Wherever a line in the material contains the word "virtual", copy that line.

(Dataset)

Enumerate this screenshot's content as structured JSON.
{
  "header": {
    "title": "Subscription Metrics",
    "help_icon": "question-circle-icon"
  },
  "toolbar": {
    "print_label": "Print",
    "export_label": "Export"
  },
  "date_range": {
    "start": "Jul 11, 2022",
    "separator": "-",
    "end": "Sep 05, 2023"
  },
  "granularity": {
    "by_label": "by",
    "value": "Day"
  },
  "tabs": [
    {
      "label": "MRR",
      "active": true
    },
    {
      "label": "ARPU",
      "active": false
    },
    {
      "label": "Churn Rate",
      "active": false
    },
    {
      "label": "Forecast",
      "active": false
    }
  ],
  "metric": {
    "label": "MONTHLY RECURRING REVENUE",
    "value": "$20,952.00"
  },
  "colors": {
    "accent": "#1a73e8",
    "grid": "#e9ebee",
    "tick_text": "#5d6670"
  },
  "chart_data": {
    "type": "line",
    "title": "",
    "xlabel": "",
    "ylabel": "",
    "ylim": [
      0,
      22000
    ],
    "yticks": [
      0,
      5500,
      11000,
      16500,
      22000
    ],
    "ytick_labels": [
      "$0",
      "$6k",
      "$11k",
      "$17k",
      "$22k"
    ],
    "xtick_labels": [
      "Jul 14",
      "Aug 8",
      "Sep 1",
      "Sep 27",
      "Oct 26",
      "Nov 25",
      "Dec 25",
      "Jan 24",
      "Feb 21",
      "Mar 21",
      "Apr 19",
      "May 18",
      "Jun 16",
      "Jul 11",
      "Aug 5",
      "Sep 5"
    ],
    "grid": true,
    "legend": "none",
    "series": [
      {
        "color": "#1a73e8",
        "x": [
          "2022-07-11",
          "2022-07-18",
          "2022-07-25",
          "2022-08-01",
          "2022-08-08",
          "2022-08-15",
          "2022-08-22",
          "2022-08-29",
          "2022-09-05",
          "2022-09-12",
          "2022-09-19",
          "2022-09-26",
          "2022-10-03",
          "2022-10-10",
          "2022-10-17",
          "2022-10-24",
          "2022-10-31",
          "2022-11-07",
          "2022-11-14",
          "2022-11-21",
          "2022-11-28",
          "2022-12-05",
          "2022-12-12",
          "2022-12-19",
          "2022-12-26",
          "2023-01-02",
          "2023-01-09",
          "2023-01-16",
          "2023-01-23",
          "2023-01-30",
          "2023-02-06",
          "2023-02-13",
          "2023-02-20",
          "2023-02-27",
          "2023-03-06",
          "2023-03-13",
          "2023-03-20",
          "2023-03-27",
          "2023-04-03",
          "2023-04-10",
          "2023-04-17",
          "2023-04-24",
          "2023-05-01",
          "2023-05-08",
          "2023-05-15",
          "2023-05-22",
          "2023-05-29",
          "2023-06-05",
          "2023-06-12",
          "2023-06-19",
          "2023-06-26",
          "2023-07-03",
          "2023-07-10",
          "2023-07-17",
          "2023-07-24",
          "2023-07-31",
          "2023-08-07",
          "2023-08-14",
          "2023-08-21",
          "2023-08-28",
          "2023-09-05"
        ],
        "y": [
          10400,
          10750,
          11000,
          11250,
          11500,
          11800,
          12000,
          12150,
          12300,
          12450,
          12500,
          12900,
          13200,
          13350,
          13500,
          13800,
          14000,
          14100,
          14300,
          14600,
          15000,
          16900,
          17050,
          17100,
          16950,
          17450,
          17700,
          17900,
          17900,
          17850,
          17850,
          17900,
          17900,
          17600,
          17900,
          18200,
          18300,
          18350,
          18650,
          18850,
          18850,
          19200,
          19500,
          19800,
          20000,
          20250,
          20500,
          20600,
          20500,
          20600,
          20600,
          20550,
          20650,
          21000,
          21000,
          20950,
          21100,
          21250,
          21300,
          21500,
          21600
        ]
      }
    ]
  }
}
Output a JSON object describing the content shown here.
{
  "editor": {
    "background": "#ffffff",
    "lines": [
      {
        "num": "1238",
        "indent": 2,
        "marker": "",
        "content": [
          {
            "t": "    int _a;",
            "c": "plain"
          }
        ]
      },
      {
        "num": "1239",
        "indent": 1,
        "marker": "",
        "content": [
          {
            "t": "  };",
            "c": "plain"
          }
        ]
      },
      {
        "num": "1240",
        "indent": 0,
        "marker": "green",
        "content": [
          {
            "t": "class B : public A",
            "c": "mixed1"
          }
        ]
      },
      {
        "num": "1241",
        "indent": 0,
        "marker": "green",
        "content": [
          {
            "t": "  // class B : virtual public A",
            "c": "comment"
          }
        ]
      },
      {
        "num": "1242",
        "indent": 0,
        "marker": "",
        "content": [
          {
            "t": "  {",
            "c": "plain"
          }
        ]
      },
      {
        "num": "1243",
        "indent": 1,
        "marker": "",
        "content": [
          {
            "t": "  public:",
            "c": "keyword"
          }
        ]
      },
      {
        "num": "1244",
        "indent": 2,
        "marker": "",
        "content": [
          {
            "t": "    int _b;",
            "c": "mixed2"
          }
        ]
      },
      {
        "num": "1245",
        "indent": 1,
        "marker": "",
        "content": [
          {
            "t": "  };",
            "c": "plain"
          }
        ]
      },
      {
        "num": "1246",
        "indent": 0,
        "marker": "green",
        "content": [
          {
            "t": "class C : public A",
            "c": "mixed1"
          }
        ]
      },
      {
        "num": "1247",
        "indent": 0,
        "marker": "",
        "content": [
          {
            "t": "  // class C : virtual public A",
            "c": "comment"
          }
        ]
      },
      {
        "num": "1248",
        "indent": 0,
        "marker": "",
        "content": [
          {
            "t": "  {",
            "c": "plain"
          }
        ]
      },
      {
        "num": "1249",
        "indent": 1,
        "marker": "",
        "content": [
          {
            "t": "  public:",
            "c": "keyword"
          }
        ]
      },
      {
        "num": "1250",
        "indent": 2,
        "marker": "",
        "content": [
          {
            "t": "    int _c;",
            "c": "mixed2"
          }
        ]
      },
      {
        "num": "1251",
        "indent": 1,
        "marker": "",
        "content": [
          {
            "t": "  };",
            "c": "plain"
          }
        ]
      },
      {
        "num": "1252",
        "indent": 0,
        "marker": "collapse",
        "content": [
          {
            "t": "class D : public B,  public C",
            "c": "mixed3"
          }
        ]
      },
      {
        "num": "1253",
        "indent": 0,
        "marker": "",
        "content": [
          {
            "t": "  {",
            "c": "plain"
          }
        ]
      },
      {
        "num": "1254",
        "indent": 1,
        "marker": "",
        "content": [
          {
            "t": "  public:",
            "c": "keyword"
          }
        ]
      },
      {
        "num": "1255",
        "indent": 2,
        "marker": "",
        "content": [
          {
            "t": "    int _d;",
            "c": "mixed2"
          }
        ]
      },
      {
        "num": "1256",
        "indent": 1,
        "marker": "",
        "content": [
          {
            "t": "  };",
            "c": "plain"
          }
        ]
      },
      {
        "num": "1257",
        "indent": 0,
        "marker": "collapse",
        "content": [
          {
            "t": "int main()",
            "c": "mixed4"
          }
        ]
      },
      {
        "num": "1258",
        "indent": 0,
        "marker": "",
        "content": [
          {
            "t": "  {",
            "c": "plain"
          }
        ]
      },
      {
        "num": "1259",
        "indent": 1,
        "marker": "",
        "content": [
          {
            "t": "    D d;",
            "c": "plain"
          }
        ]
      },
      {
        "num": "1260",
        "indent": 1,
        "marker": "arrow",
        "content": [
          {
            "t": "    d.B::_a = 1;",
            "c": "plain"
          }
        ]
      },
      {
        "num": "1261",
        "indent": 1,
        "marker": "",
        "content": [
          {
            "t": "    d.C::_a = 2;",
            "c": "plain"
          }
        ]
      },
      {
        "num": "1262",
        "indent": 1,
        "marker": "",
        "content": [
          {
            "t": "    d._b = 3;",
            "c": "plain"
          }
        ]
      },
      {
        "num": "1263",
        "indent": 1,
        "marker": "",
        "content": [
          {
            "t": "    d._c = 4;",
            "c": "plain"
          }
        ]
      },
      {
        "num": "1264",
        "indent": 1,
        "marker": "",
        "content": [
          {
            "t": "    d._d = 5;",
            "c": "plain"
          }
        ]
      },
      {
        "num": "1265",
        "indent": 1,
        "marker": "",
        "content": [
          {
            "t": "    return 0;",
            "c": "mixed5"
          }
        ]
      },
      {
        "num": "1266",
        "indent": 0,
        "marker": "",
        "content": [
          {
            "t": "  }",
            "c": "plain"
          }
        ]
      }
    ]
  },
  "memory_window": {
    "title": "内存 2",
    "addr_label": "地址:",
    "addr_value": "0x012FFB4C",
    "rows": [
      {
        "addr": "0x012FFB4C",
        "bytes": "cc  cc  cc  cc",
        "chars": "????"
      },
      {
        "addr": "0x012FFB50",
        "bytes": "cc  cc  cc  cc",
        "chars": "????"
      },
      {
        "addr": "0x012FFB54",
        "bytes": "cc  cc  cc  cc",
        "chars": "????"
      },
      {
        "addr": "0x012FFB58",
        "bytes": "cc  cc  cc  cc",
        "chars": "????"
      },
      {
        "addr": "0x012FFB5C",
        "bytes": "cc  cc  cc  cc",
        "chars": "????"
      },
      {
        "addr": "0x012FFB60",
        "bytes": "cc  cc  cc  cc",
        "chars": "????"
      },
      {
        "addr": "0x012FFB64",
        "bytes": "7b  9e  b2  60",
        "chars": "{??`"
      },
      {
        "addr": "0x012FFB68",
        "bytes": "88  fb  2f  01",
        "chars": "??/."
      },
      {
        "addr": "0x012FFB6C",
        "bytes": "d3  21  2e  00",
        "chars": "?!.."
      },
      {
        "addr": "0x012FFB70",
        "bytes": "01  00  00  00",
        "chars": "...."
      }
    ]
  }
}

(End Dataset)

§ **Reply to the exercise**
            "t": "  // class B : virtual public A",
            "t": "  // class C : virtual public A",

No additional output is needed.